• [Work order]
For each record below, retype the text exactly and omit any image.

• [Available records]

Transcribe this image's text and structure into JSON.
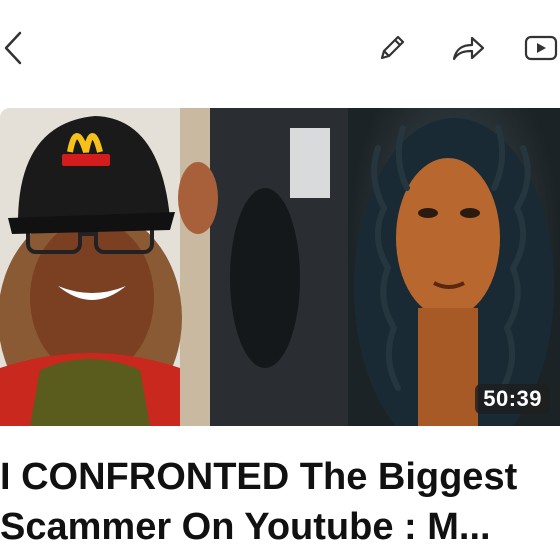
{
  "toolbar": {
    "back_icon": "chevron-left-icon",
    "edit_icon": "pencil-icon",
    "share_icon": "share-arrow-icon",
    "youtube_icon": "youtube-play-icon"
  },
  "video": {
    "duration": "50:39",
    "title_line1": "I CONFRONTED The Biggest",
    "title_line2": "Scammer On Youtube : M..."
  },
  "colors": {
    "text": "#111111",
    "icon": "#333333",
    "badge_bg": "#1e1e1e",
    "background": "#ffffff"
  }
}
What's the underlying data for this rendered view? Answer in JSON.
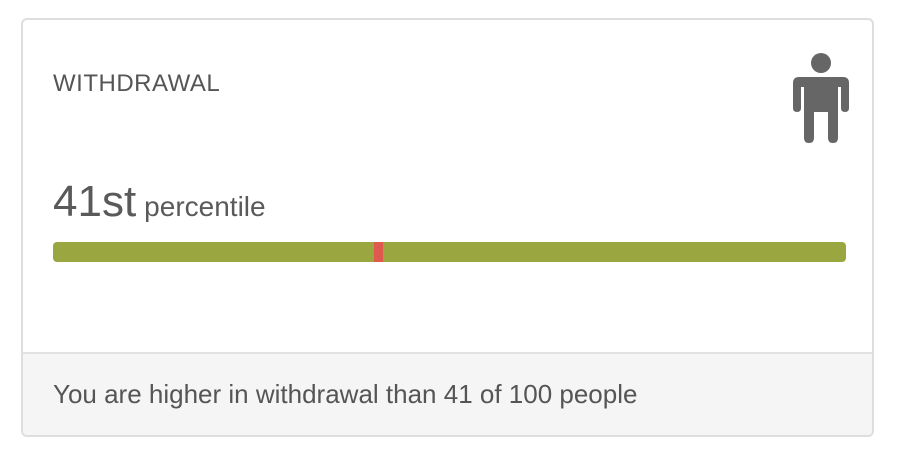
{
  "card": {
    "title": "WITHDRAWAL",
    "icon": "person-icon",
    "percentile_value": "41st",
    "percentile_unit": "percentile",
    "percentile_number": 41,
    "bar": {
      "min": 0,
      "max": 100,
      "value": 41,
      "track_color": "#9aa63f",
      "marker_color": "#de5a4e"
    },
    "footer_text": "You are higher in withdrawal than 41 of 100 people"
  },
  "colors": {
    "text": "#555555",
    "icon": "#666666",
    "footer_bg": "#f5f5f5",
    "border": "#dedede"
  }
}
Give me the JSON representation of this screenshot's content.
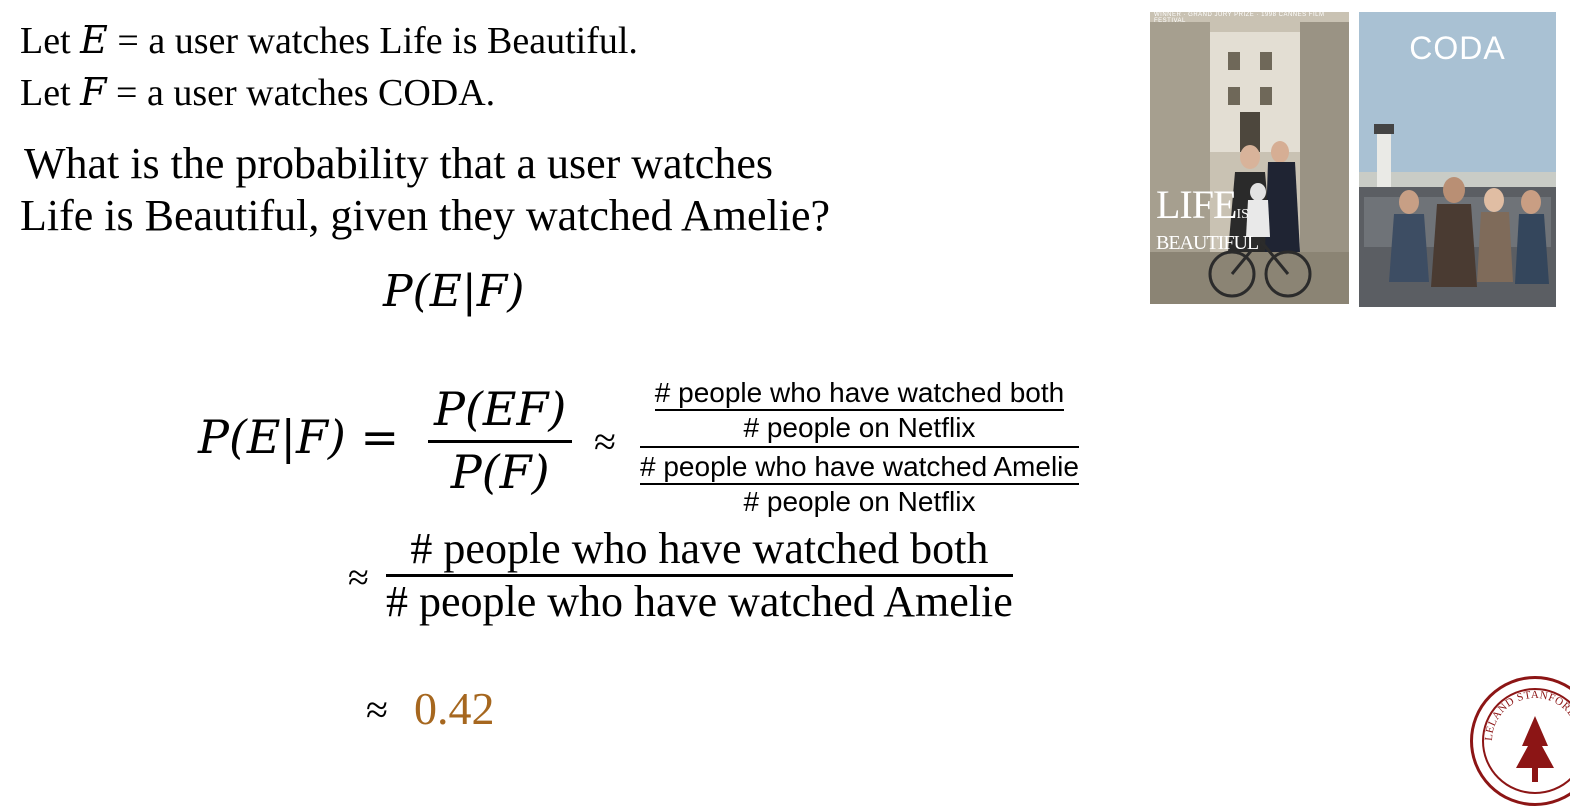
{
  "definitions": {
    "e": {
      "prefix": "Let ",
      "var": "E",
      "rest": " = a user watches Life is Beautiful."
    },
    "f": {
      "prefix": "Let ",
      "var": "F",
      "rest": " = a user watches CODA."
    }
  },
  "question": {
    "line1": "What is the probability that a user watches",
    "line2": "Life is Beautiful, given they watched Amelie?"
  },
  "conditional_top": "P(E|F)",
  "equation": {
    "lhs": "P(E|F) =",
    "numerator": "P(EF)",
    "denominator": "P(F)",
    "approx": "≈",
    "nested": {
      "top_num": "# people who have watched both",
      "top_den": "# people on Netflix",
      "bottom_num": "# people who have watched Amelie",
      "bottom_den": "# people on Netflix"
    },
    "second_approx": "≈",
    "second_num": "# people who have watched both",
    "second_den": "# people who have watched Amelie",
    "result_approx": "≈",
    "result": "0.42"
  },
  "colors": {
    "result": "#a6671f",
    "seal": "#8c1515"
  },
  "posters": {
    "life": {
      "banner": "WINNER · GRAND JURY PRIZE · 1998 CANNES FILM FESTIVAL",
      "title": "LIFE",
      "title_is": "IS",
      "title_sub": "BEAUTIFUL"
    },
    "coda": {
      "title": "CODA"
    }
  },
  "seal": {
    "text": "LELAND STANFORD JUNIOR"
  }
}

• [Solution to the exercise]
Transcribe this image's text and structure into JSON.
{
  "toolbar": {
    "back_icon": "chevron-left-icon",
    "edit_icon": "pencil-icon",
    "share_icon": "share-arrow-icon",
    "youtube_icon": "youtube-play-icon"
  },
  "video": {
    "duration": "50:39",
    "title_line1": "I CONFRONTED The Biggest",
    "title_line2": "Scammer On Youtube : M..."
  },
  "colors": {
    "text": "#111111",
    "icon": "#333333",
    "badge_bg": "#1e1e1e",
    "background": "#ffffff"
  }
}
What's the underlying data for this rendered view? Answer in JSON.
{
  "card": {
    "title": "WITHDRAWAL",
    "icon": "person-icon",
    "percentile_value": "41st",
    "percentile_unit": "percentile",
    "percentile_number": 41,
    "bar": {
      "min": 0,
      "max": 100,
      "value": 41,
      "track_color": "#9aa63f",
      "marker_color": "#de5a4e"
    },
    "footer_text": "You are higher in withdrawal than 41 of 100 people"
  },
  "colors": {
    "text": "#555555",
    "icon": "#666666",
    "footer_bg": "#f5f5f5",
    "border": "#dedede"
  }
}
Give me the JSON representation of this screenshot's content.
{
  "definitions": {
    "e": {
      "prefix": "Let ",
      "var": "E",
      "rest": " = a user watches Life is Beautiful."
    },
    "f": {
      "prefix": "Let ",
      "var": "F",
      "rest": " = a user watches CODA."
    }
  },
  "question": {
    "line1": "What is the probability that a user watches",
    "line2": "Life is Beautiful, given they watched Amelie?"
  },
  "conditional_top": "P(E|F)",
  "equation": {
    "lhs": "P(E|F) =",
    "numerator": "P(EF)",
    "denominator": "P(F)",
    "approx": "≈",
    "nested": {
      "top_num": "# people who have watched both",
      "top_den": "# people on Netflix",
      "bottom_num": "# people who have watched Amelie",
      "bottom_den": "# people on Netflix"
    },
    "second_approx": "≈",
    "second_num": "# people who have watched both",
    "second_den": "# people who have watched Amelie",
    "result_approx": "≈",
    "result": "0.42"
  },
  "colors": {
    "result": "#a6671f",
    "seal": "#8c1515"
  },
  "posters": {
    "life": {
      "banner": "WINNER · GRAND JURY PRIZE · 1998 CANNES FILM FESTIVAL",
      "title": "LIFE",
      "title_is": "IS",
      "title_sub": "BEAUTIFUL"
    },
    "coda": {
      "title": "CODA"
    }
  },
  "seal": {
    "text": "LELAND STANFORD JUNIOR"
  }
}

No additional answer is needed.